James from my office (I had persuaded him to come along) then also joined Cookie and I so we could all suffer together in the deluge.

Later we flew down a hill near Loganholme to a roundabout full of water at the bottom. I squeezed the brakes hard....NOTHING and ploughed through the water at some sub 60km /hr but amazingly kept on track.

Would the 40km / hr rest area ever appear? We headed through some lovely green farm country near the Albert River, and I felt I was a world away from the city with full dams, grassy paddocks and happy ducks.

Just as we arrived a stop No. 1, the heavens opened again in time to enjoy a muesli bar and the best banana I have ever eaten in my life all in the heavy rain.
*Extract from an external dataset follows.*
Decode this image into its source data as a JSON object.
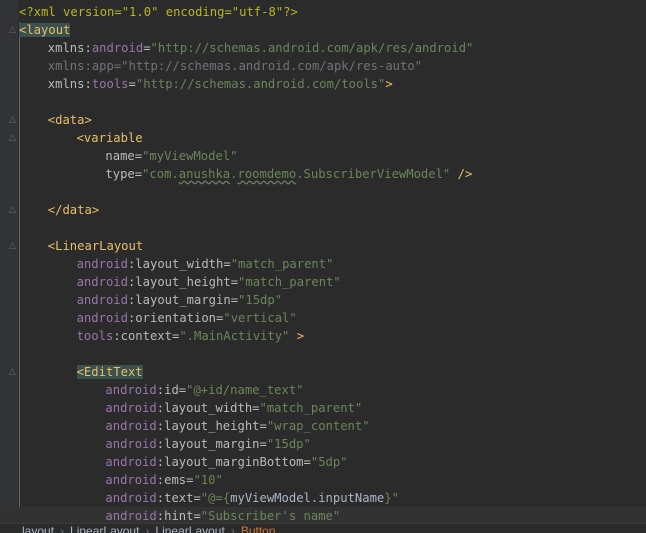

We did not hang around long, and we were on our way again, and before long we reached the 50km halfway mark and a large hill that just kept on giving.
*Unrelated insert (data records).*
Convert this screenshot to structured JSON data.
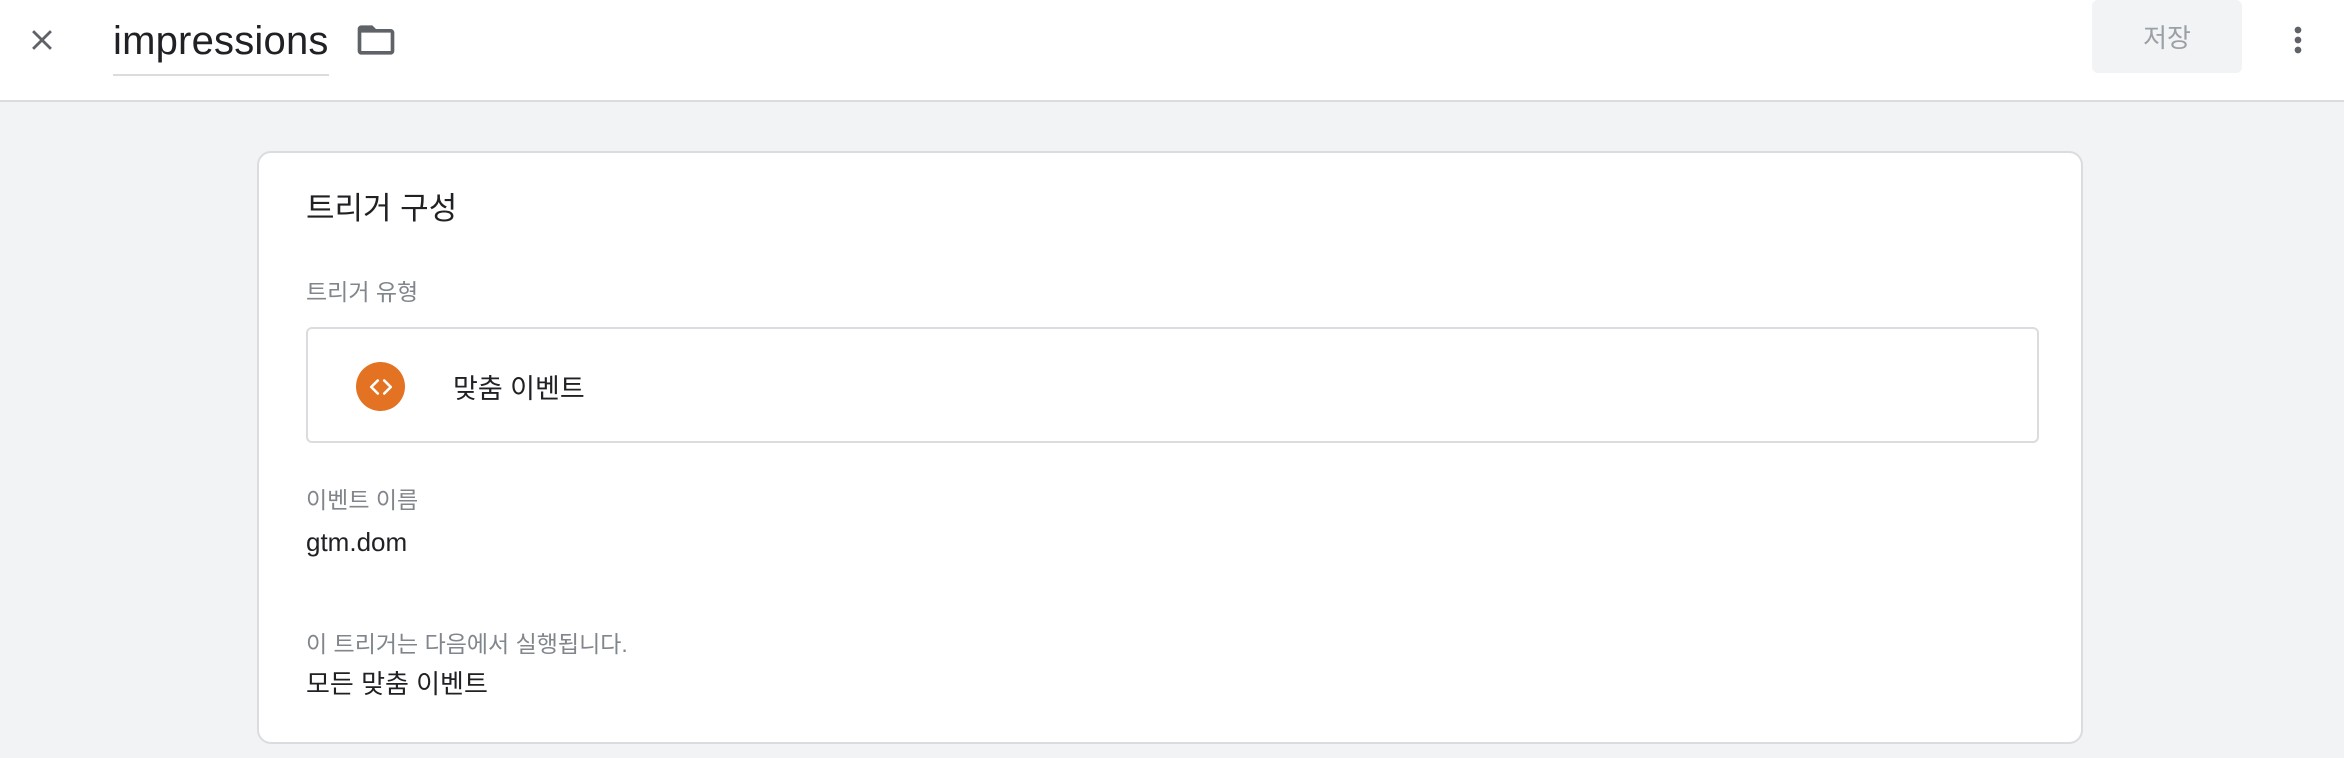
{
  "header": {
    "title": "impressions",
    "save_label": "저장",
    "close_icon": "close-icon",
    "folder_icon": "folder-icon",
    "more_icon": "more-vert-icon"
  },
  "card": {
    "title": "트리거 구성",
    "trigger_type_label": "트리거 유형",
    "trigger_type": {
      "name": "맞춤 이벤트",
      "icon": "code-icon",
      "icon_color": "#e37222"
    },
    "event_name_label": "이벤트 이름",
    "event_name": "gtm.dom",
    "fires_on_label": "이 트리거는 다음에서 실행됩니다.",
    "fires_on": "모든 맞춤 이벤트"
  }
}
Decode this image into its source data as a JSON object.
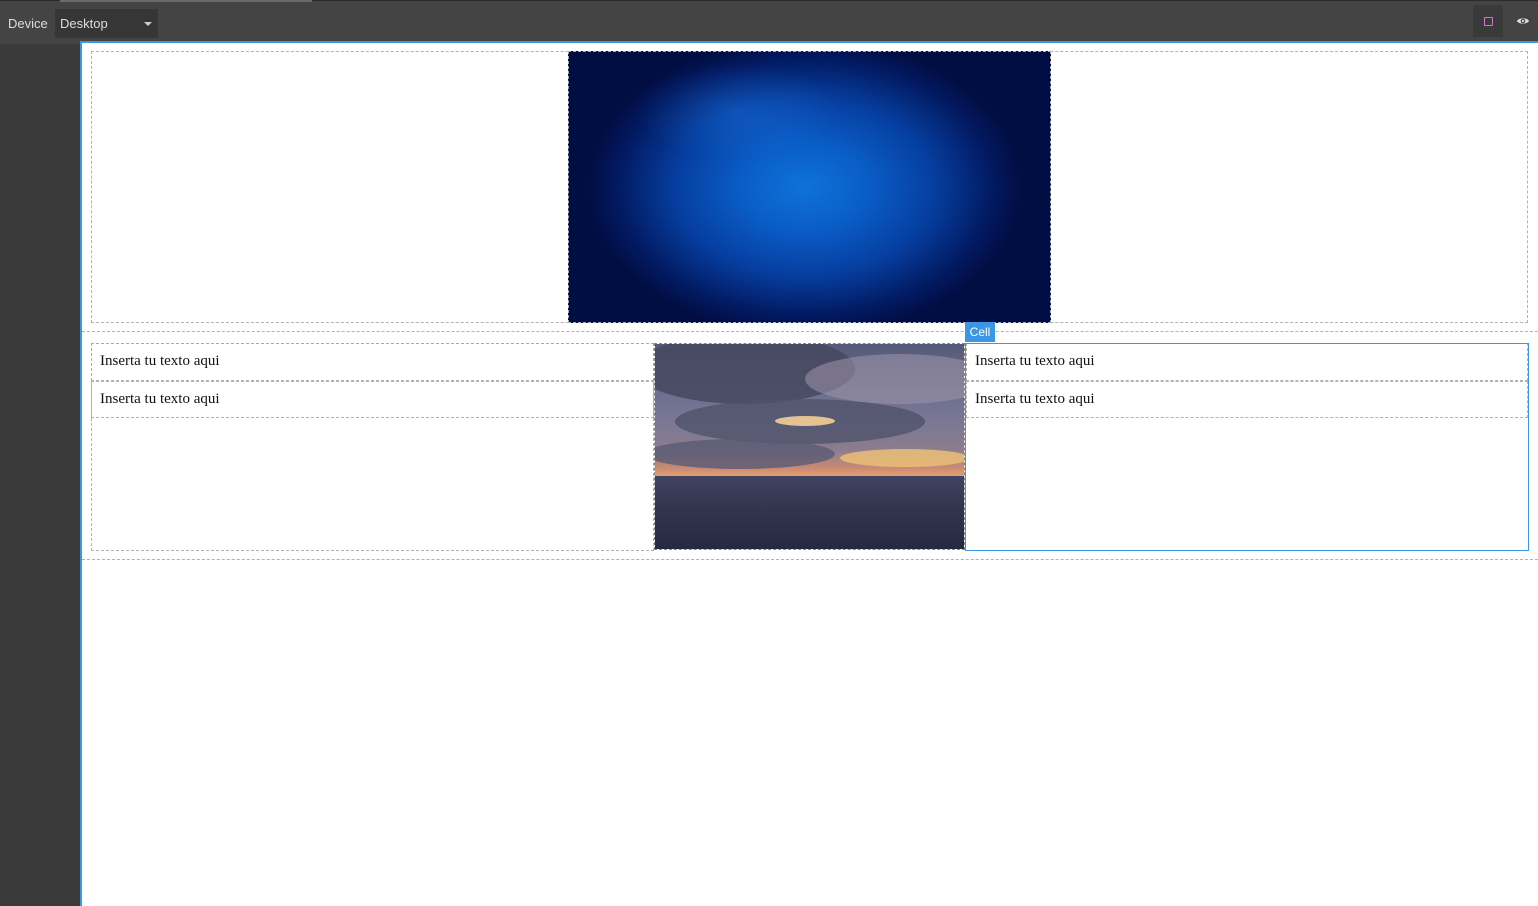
{
  "toolbar": {
    "device_label": "Device",
    "device_value": "Desktop",
    "icons": [
      "square-outline-icon",
      "eye-icon"
    ],
    "accent_color": "#d278c9"
  },
  "canvas": {
    "selection_badge": "Cell",
    "selection_color": "#3b97e3",
    "left_texts": [
      "Inserta tu texto aqui",
      "Inserta tu texto aqui"
    ],
    "right_texts": [
      "Inserta tu texto aqui",
      "Inserta tu texto aqui"
    ]
  }
}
This was the point I lost my colleagues, and I was left to fend for myself. Some cyclists elected to walk the top of this hill, but I was having none of that, pushing my Brommie hard!
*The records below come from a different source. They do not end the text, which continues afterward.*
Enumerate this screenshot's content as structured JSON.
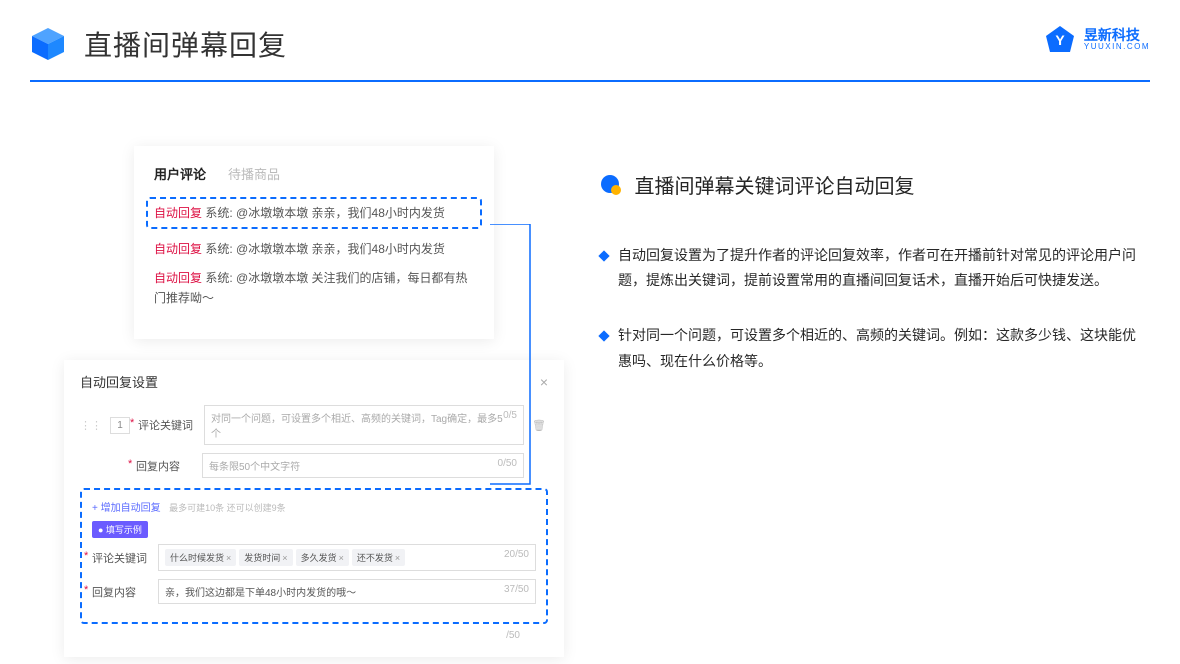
{
  "header": {
    "title": "直播间弹幕回复",
    "brand_cn": "昱新科技",
    "brand_en": "YUUXIN.COM"
  },
  "panel_comments": {
    "tab_active": "用户评论",
    "tab_other": "待播商品",
    "line1_badge": "自动回复",
    "line1_text": " 系统: @冰墩墩本墩 亲亲，我们48小时内发货",
    "line2_badge": "自动回复",
    "line2_text": " 系统: @冰墩墩本墩 亲亲，我们48小时内发货",
    "line3_badge": "自动回复",
    "line3_text": " 系统: @冰墩墩本墩 关注我们的店铺，每日都有热门推荐呦～"
  },
  "panel_settings": {
    "title": "自动回复设置",
    "row_num": "1",
    "kw_label": "评论关键词",
    "kw_placeholder": "对同一个问题，可设置多个相近、高频的关键词，Tag确定，最多5个",
    "kw_count": "0/5",
    "reply_label": "回复内容",
    "reply_placeholder": "每条限50个中文字符",
    "reply_count": "0/50",
    "add_link": "+ 增加自动回复",
    "add_note": "最多可建10条 还可以创建9条",
    "example_pill": "● 填写示例",
    "ex_kw_label": "评论关键词",
    "ex_tags": [
      "什么时候发货",
      "发货时间",
      "多久发货",
      "还不发货"
    ],
    "ex_kw_count": "20/50",
    "ex_reply_label": "回复内容",
    "ex_reply_text": "亲，我们这边都是下单48小时内发货的哦～",
    "ex_reply_count": "37/50",
    "extra_count": "/50"
  },
  "right": {
    "subtitle": "直播间弹幕关键词评论自动回复",
    "bullet1": "自动回复设置为了提升作者的评论回复效率，作者可在开播前针对常见的评论用户问题，提炼出关键词，提前设置常用的直播间回复话术，直播开始后可快捷发送。",
    "bullet2": "针对同一个问题，可设置多个相近的、高频的关键词。例如：这款多少钱、这块能优惠吗、现在什么价格等。"
  }
}
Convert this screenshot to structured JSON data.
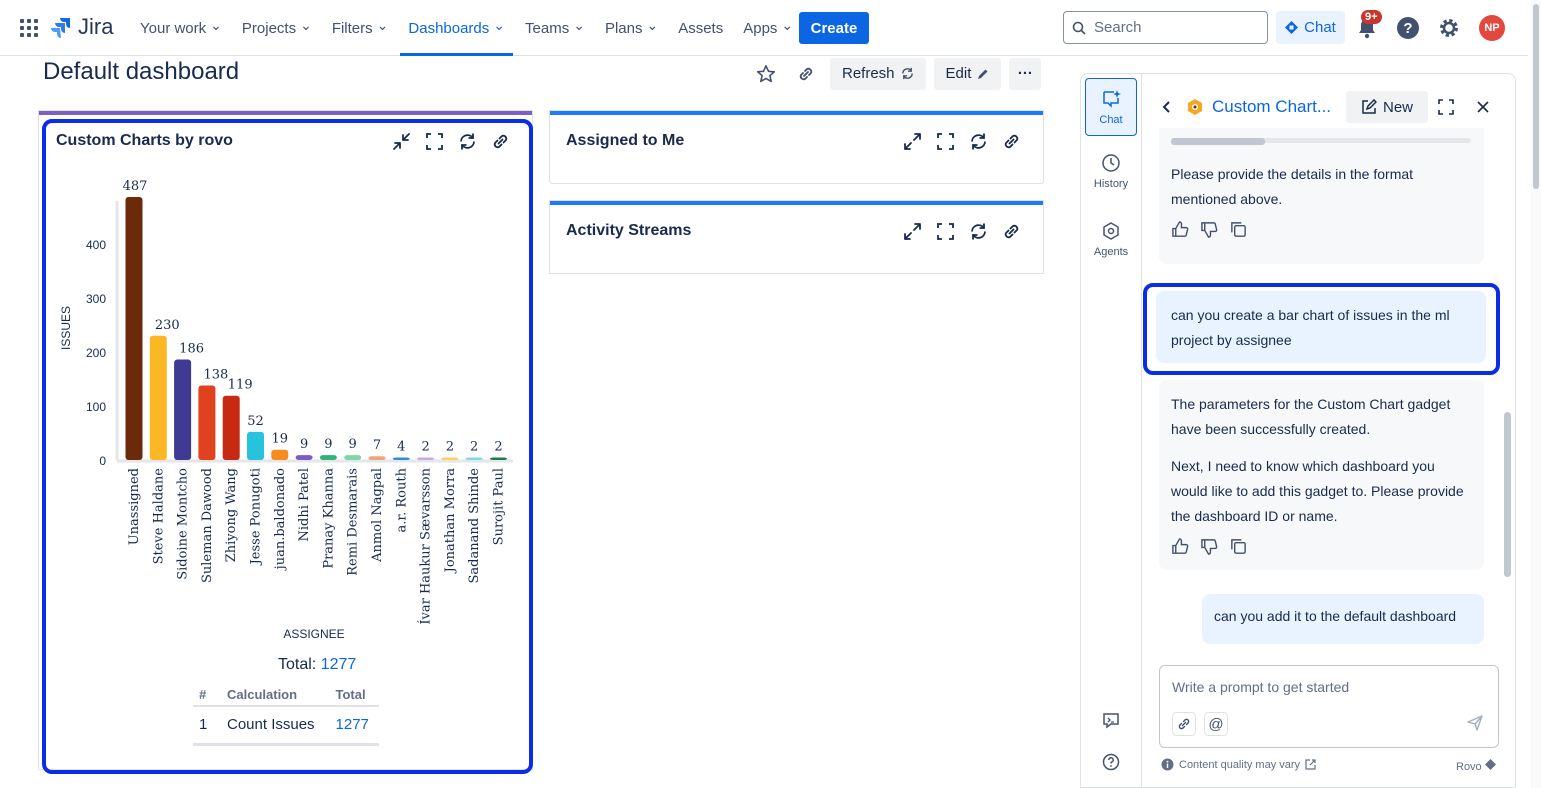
{
  "nav": {
    "logo": "Jira",
    "items": [
      {
        "label": "Your work",
        "active": false
      },
      {
        "label": "Projects",
        "active": false
      },
      {
        "label": "Filters",
        "active": false
      },
      {
        "label": "Dashboards",
        "active": true
      },
      {
        "label": "Teams",
        "active": false
      },
      {
        "label": "Plans",
        "active": false
      },
      {
        "label": "Assets",
        "active": false
      },
      {
        "label": "Apps",
        "active": false
      }
    ],
    "create": "Create",
    "search_placeholder": "Search",
    "chat": "Chat",
    "notif_badge": "9+",
    "avatar": "NP"
  },
  "page": {
    "title": "Default dashboard",
    "refresh": "Refresh",
    "edit": "Edit",
    "more": "···"
  },
  "gadgets": {
    "custom": {
      "title": "Custom Charts by rovo"
    },
    "assigned": {
      "title": "Assigned to Me"
    },
    "activity": {
      "title": "Activity Streams"
    }
  },
  "chart_data": {
    "type": "bar",
    "categories": [
      "Unassigned",
      "Steve Haldane",
      "Sidoine Montcho",
      "Suleman Dawood",
      "Zhiyong Wang",
      "Jesse Ponugoti",
      "juan.baldonado",
      "Nidhi Patel",
      "Pranay Khanna",
      "Remi Desmarais",
      "Anmol Nagpal",
      "a.r. Routh",
      "Ívar Haukur Sævarsson",
      "Jonathan Morra",
      "Sadanand Shinde",
      "Surojit Paul"
    ],
    "values": [
      487,
      230,
      186,
      138,
      119,
      52,
      19,
      9,
      9,
      9,
      7,
      4,
      2,
      2,
      2,
      2
    ],
    "colors": [
      "#6b2a0a",
      "#fbb724",
      "#3f3a93",
      "#e0411f",
      "#c72a12",
      "#27c3de",
      "#f68b1f",
      "#7b5cc8",
      "#2fb37a",
      "#7ed6a8",
      "#f2a37a",
      "#2f8cd8",
      "#c7a6e8",
      "#f8d25a",
      "#7fd8ea",
      "#1e7a52"
    ],
    "xlabel": "ASSIGNEE",
    "ylabel": "ISSUES",
    "yticks": [
      0,
      100,
      200,
      300,
      400
    ],
    "ylim": [
      0,
      500
    ]
  },
  "summary": {
    "total_label": "Total: ",
    "total_value": "1277",
    "headers": [
      "#",
      "Calculation",
      "Total"
    ],
    "row": {
      "index": "1",
      "calc": "Count Issues",
      "total": "1277"
    }
  },
  "rovo": {
    "rail": [
      {
        "label": "Chat",
        "active": true
      },
      {
        "label": "History",
        "active": false
      },
      {
        "label": "Agents",
        "active": false
      }
    ],
    "title": "Custom Chart...",
    "new": "New",
    "messages": {
      "ai1": "Please provide the details in the format mentioned above.",
      "user1": "can you create a bar chart of issues in the ml project by assignee",
      "ai2a": "The parameters for the Custom Chart gadget have been successfully created.",
      "ai2b": "Next, I need to know which dashboard you would like to add this gadget to. Please provide the dashboard ID or name.",
      "user2": "can you add it to the default dashboard"
    },
    "prompt_placeholder": "Write a prompt to get started",
    "footnote": "Content quality may vary",
    "brand": "Rovo"
  }
}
The course moved out into the canefields and some lovely flat country, and as I went every few kilometres there would be a man in a truck serving a broken bike or someone struggling with a new tube in the rain! There were also exhausted couples sitting on the side of the road and two distinguished gentlemen wrapped in foil standing and staring out into space.

At the 60km mark, Strava tells me I hit 'The Wall' with my average speed of just under 20km/hr dropping down to 15km /hr with more hills and then that diabolical headwind after we crossed the Coomera River.

Its a fascinating ride passing through some places you never knew existed with some delightful country scenes and industrial sites and some major boating operations.

After the Coomera River, we headed into the most dangerous part of the ride on a dual carriageway with lots of roundabouts and 'nuts' in big utes keen to cut you off as you exit the intersections. The bridges were also very narrow so for an exhausted cyclist it was critical to keep a straight line to avoid being collected by passing traffic.

The route eventually finds you near the Broadwater with excellent exposure to that gusty South Easterly breeze that almost knocked you off your bike.

With three kilometres to go my knees finally said they had had enough so the wind was an unwelcome guest and it was a relief but confusing when we reached the finish line. In my delirium at the end, I had strayed into the park and entered the finish from the wrong side. Nothing was going to stop me finishing so I doubled back and came back through the finish line to complete the course.

Strava says it all with a race time of 5:41mins being one of the slowest with an average speed of 17.4km / hr but all on little wheels. Maybe next year I should race a 'real' bike and see if the time improves?

Congratulations to Bicycle Queensland and all the volunteers, marshals, police and photographers for putting up such an event in what were challenging conditions.  


Paul Trotter and his Brompton